We tell this tale in a spirit of sharing practical information to our readers who might want to attend the championships. The "night before" tickets are one of the best kept secrets of the tournament.
They are official tickets, several hundred are available for Centre Court each day, and they go on sale, online only, on a first-come, first-served basis at 8.30pm each day for the next day's play via the tennis section of the Ticketmaster website, at www.ticketmaster.co.uk. Seats are available for Centre Court, No 1 Court and No 2 Court, top price £65.
Tickets for Monday are on sale on Sunday at 8.30pm. They run out quickly. But they're there. Enjoy.
Grab a rickshaw for free – and travel in style
Our next handy tip for a day at Wimbledon, if you're attending between today and next Wednesday, is an energy-saving way to get from either Southfields Tube station to the Club or around Wimbledon village – by free rickshaw.

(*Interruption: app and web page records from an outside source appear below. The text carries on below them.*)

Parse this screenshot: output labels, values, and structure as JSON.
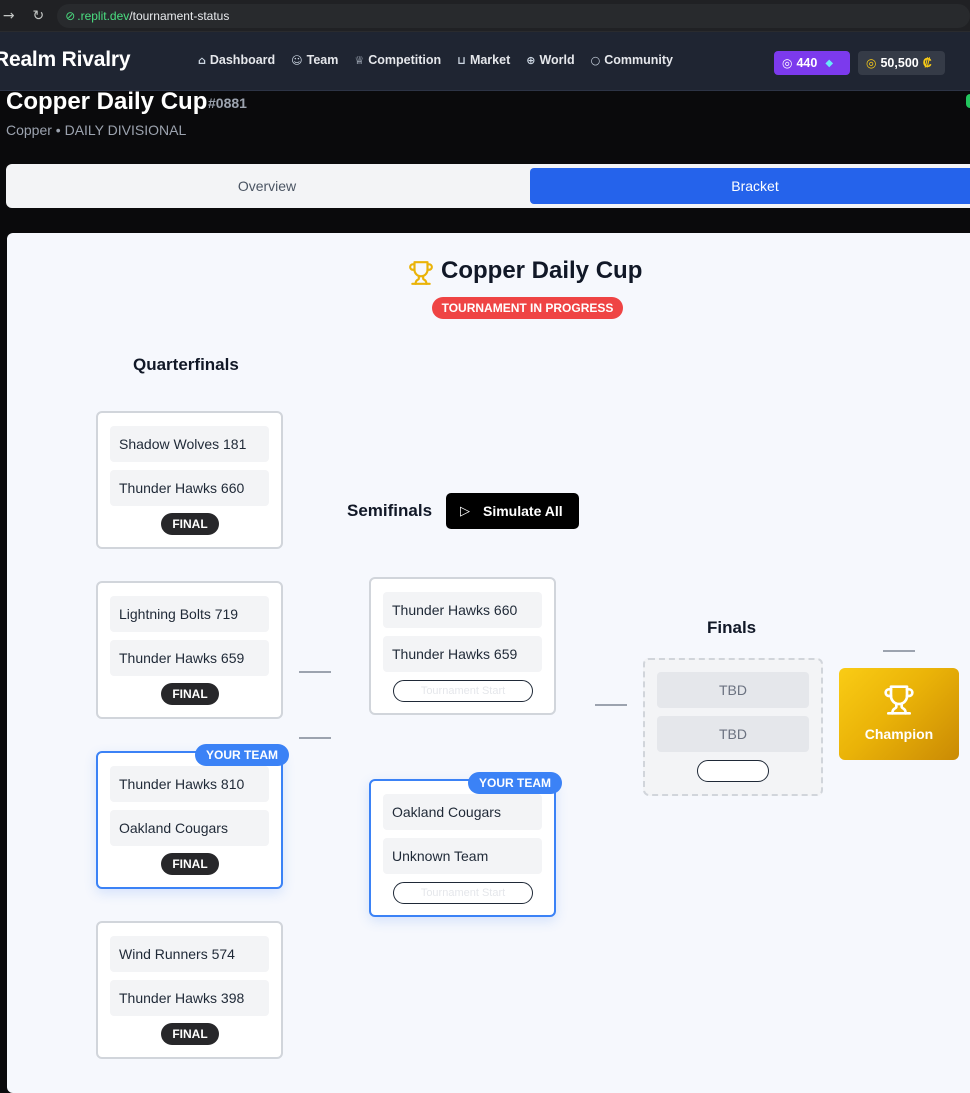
{
  "browser": {
    "url_host": ".replit.dev",
    "url_path": "/tournament-status"
  },
  "header": {
    "brand": "Realm Rivalry",
    "nav": [
      {
        "label": "Dashboard",
        "icon": "home-icon"
      },
      {
        "label": "Team",
        "icon": "users-icon"
      },
      {
        "label": "Competition",
        "icon": "trophy-icon"
      },
      {
        "label": "Market",
        "icon": "cart-icon"
      },
      {
        "label": "World",
        "icon": "globe-icon"
      },
      {
        "label": "Community",
        "icon": "chat-icon"
      }
    ],
    "gems": "440",
    "coins": "50,500",
    "coin_symbol": "₡"
  },
  "page": {
    "title": "Copper Daily Cup",
    "id": "#0881",
    "subtitle": "Copper • DAILY DIVISIONAL"
  },
  "tabs": {
    "overview": "Overview",
    "bracket": "Bracket"
  },
  "bracket": {
    "title": "Copper Daily Cup",
    "status": "TOURNAMENT IN PROGRESS",
    "your_team_label": "YOUR TEAM",
    "final_label": "FINAL",
    "pending_label": "Tournament Start",
    "simulate_label": "Simulate All",
    "champion_label": "Champion",
    "rounds": {
      "quarterfinals": "Quarterfinals",
      "semifinals": "Semifinals",
      "finals": "Finals"
    },
    "quarterfinals": [
      {
        "team1": "Shadow Wolves 181",
        "team2": "Thunder Hawks 660"
      },
      {
        "team1": "Lightning Bolts 719",
        "team2": "Thunder Hawks 659"
      },
      {
        "team1": "Thunder Hawks 810",
        "team2": "Oakland Cougars"
      },
      {
        "team1": "Wind Runners 574",
        "team2": "Thunder Hawks 398"
      }
    ],
    "semifinals": [
      {
        "team1": "Thunder Hawks 660",
        "team2": "Thunder Hawks 659"
      },
      {
        "team1": "Oakland Cougars",
        "team2": "Unknown Team"
      }
    ],
    "finals": {
      "team1": "TBD",
      "team2": "TBD"
    }
  },
  "colors": {
    "accent_blue": "#2563eb",
    "status_red": "#ef4444",
    "gems_purple": "#7c3aed",
    "champion_gold": "#eab308"
  }
}
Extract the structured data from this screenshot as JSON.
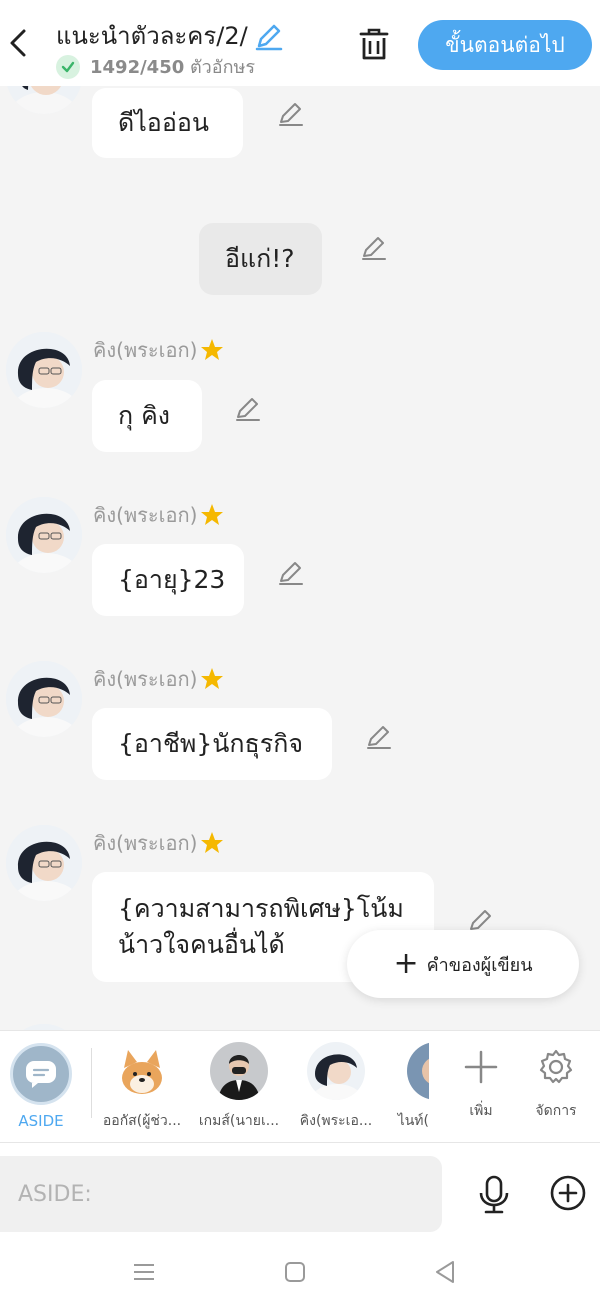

These strolls can be a drag by foot, especially in the heat. But the ATP (which runs the men's tour), in association with Compeed (which makes blister patches and supplies them to the players), is running the bike rickshaws, free.
And, because most people seem to assume they're costly, they've just been sitting there unused at times. Flag one down and use them. The Diary did just that yesterday. Our pedaller was from Turkey. He was called Mustapha. We'd like to believe his surname was Lift.
Hewitt's 18-month-old son takes centre stage
Lleyton Hewitt's practice session here was interrupted when an 18-month-old toddler ran on to the court, intent on getting the ball. Fortunately, it was his son, Cruz, who was quickly retrieved by the Aussie's wife, Bec, a former star on Home and Away.
McEnroe and Cash serve time on squash
John McEnroe and Pat Cash attended a Dunlop-sponsored party this week where they were asked questions by guests from the audience during a Q&A session. Someone asked if they'd ever played squash. Cash said: "Squash is brutal, it's a great sport but not for me, I'm too old for that." McEnroe's reply began with the phrase: "Squash is a poor man's tennis" and he said it was "a good warm-up for the real thing". This perhaps wasn't the reply expected by the questioner, Nick Matthew, who happens to be the world No1 at... errrm... squash.
Marsalek proves that Britons can be winners
At last: a British tennis winner! Not at Wimbledon, on this occasion, but not too far away and perhaps a good sign for the future. James Marsalek, an 18-year- old from Taunton, won the AEGON junior international at Roehampton yesterday.
Previous winners of the tournament have included Marin Cilic, Gaël Monfils, Jo-Wilfried Tsonga and Mario Ancic, while a certain Andy Murray was the runner-up in 2004. In the girls' final, another Brit, Tara Moore, finished as the runner-up. Hoorah.
World domination must surely be just around the corner.
Weather: Warm and sunny, with a chance of cloud in the morning.
Maximum temperature: 27C
BBC 1: 2.30-5.15pm.
BBC 2: 12-4pm, 5.15-8pm.
Additional coverage on BBCi 11.50-9pm and BBCHD 12-7pm.
Highlights: BBC 2 8-9pm